I would’ve been absolutely psyched to be a twenty something writer with a blog.
I would’ve been over the moon at the notion that I can submit my work at the click of a button and get feedback minutes later.
The numbers game is a brutal sport. The reasons are embedded in the need to impress based on contrived articles that are supposed to guarantee your status as a master of numbers — not words.
You are crippled as a writer when balancing the budget of your output surpasses the need to worship your own words before they hit the page.
I’ve never been motivated by the thrill of manipulating readers to buy what I’m selling at any cost.
I write for selfish reasons. It’s a symbolic release from chains undone. I enter a mind field that harbors what needs to be set free.
When people are drawn to my work — it’s awesome but it’s not the fuel that drives me.
Maybe it’s because I spent so much time writing for my eyes only.
Maybe it’s because I don’t expect to be rewarded every time I expose the most fragile facets of my being.
I do it for the glory of connecting with minds that match my disposition. And also for the ones that don’t get my actions but respect it.
I do it for attention when it’s warranted. The missing Nigerian school girls gave me the incentive to write a pieces that honor their cursed journey.
One particular article went viral but it was an organic set up.
I never imagined the level of response would be so dramatic. I never conceived that possibility while grinding away.
All I want is the freedom that comes with self-expression.
Tallying up numbers before creating the contours of your piece is the reason why you’re not resonating.
Being caught in the web of discontent isn’t helping either.
Lose the numbers and reclaim your winning complexities.
Write everyday and enjoy the space between you and your recipients.
Ignore the spreadsheets that provide the sum of all the parts that you think prove your worth.
Don’t write when the selfish bug of recognition and dominance bites you to bits.
Bite back and use the battlefield as the launching pad for all your uncontaminated pursuits.
You are not special.

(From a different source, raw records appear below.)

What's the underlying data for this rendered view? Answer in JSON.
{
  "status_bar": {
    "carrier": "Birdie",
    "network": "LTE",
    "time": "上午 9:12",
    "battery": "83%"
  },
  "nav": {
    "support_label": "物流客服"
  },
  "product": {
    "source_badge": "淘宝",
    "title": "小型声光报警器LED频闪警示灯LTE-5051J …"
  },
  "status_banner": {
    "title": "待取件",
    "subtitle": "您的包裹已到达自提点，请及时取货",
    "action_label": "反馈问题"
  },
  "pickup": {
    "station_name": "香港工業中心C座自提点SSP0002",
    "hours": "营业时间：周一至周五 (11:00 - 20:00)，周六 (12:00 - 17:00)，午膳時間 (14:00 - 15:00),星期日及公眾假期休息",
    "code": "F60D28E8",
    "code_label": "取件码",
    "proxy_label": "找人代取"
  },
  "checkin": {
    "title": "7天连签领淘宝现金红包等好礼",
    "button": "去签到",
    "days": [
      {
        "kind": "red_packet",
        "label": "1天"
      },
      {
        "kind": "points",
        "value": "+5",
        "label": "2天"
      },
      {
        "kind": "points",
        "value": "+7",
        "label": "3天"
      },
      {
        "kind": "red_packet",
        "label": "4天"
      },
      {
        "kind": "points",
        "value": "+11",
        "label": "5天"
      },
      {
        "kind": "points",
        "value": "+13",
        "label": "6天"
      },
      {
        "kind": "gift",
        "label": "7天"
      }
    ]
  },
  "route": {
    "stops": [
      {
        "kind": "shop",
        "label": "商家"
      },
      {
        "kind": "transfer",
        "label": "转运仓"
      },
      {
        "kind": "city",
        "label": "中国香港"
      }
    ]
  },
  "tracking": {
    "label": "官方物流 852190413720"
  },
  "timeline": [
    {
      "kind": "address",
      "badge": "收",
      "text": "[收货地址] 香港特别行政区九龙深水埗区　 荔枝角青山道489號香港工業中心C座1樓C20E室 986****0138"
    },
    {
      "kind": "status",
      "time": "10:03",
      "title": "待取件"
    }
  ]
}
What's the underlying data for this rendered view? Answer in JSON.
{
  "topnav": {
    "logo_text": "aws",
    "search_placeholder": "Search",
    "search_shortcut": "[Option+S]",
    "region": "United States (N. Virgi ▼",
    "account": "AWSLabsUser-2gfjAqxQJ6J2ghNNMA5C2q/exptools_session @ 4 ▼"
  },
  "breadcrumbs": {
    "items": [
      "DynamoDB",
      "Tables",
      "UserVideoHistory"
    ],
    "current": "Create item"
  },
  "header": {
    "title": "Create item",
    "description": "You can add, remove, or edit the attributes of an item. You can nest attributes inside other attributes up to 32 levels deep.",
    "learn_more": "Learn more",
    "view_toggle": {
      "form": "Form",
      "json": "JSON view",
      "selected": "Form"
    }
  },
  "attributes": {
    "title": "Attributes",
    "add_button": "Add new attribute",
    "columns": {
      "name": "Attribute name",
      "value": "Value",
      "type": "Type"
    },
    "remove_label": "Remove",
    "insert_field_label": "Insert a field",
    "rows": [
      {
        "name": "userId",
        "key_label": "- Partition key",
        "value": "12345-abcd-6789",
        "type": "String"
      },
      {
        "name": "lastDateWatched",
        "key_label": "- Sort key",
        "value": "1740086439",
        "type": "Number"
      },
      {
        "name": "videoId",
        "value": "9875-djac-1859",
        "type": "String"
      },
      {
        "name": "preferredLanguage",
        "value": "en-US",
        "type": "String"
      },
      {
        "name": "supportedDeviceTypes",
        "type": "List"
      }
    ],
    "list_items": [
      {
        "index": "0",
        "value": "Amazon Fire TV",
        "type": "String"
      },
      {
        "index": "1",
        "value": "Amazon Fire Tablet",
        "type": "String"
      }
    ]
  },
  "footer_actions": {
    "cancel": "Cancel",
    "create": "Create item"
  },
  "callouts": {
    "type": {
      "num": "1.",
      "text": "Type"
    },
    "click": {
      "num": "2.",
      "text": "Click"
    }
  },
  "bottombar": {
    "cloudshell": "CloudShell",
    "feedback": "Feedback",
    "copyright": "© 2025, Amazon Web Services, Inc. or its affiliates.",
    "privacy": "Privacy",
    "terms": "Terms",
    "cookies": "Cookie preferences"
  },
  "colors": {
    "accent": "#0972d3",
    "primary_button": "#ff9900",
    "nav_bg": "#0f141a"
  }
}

You are not above the law of life’s requirements.
And you are are not an accountant.
You’re a writer. And finally — so am l.
So, let’s get to it!